## What you need to do
Would you please copy each line of the listing that mentions "Designlab"?

## Excerpted records
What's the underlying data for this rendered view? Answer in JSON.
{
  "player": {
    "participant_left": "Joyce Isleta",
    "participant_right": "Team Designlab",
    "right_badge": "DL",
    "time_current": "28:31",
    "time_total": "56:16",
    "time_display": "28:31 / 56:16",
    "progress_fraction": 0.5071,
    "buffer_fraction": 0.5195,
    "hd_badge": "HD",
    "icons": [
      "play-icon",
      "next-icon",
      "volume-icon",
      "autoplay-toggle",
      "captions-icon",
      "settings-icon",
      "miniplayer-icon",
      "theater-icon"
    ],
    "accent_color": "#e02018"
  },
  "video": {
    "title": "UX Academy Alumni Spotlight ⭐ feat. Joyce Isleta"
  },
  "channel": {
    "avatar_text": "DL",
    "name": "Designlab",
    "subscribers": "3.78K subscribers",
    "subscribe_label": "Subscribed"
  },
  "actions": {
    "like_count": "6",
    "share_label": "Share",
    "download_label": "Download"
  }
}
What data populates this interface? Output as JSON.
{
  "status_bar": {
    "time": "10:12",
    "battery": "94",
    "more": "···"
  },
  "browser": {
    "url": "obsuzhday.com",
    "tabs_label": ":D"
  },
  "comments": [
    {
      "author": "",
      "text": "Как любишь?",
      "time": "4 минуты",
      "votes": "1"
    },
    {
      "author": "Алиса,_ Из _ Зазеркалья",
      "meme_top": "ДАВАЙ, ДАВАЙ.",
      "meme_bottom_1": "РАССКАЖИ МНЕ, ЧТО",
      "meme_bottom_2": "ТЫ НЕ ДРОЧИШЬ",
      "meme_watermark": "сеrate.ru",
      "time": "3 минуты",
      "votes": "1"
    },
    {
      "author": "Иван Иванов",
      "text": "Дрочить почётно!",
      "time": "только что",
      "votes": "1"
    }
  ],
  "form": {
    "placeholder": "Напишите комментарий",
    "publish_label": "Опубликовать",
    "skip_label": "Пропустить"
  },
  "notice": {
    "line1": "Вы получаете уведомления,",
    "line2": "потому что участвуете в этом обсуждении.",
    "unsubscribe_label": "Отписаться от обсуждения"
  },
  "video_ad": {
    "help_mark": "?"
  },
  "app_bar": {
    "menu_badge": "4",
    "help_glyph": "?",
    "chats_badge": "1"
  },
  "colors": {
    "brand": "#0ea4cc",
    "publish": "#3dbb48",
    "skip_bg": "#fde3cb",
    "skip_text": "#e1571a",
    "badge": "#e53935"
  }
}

## Answer space
    "participant_right": "Team Designlab",
    "name": "Designlab",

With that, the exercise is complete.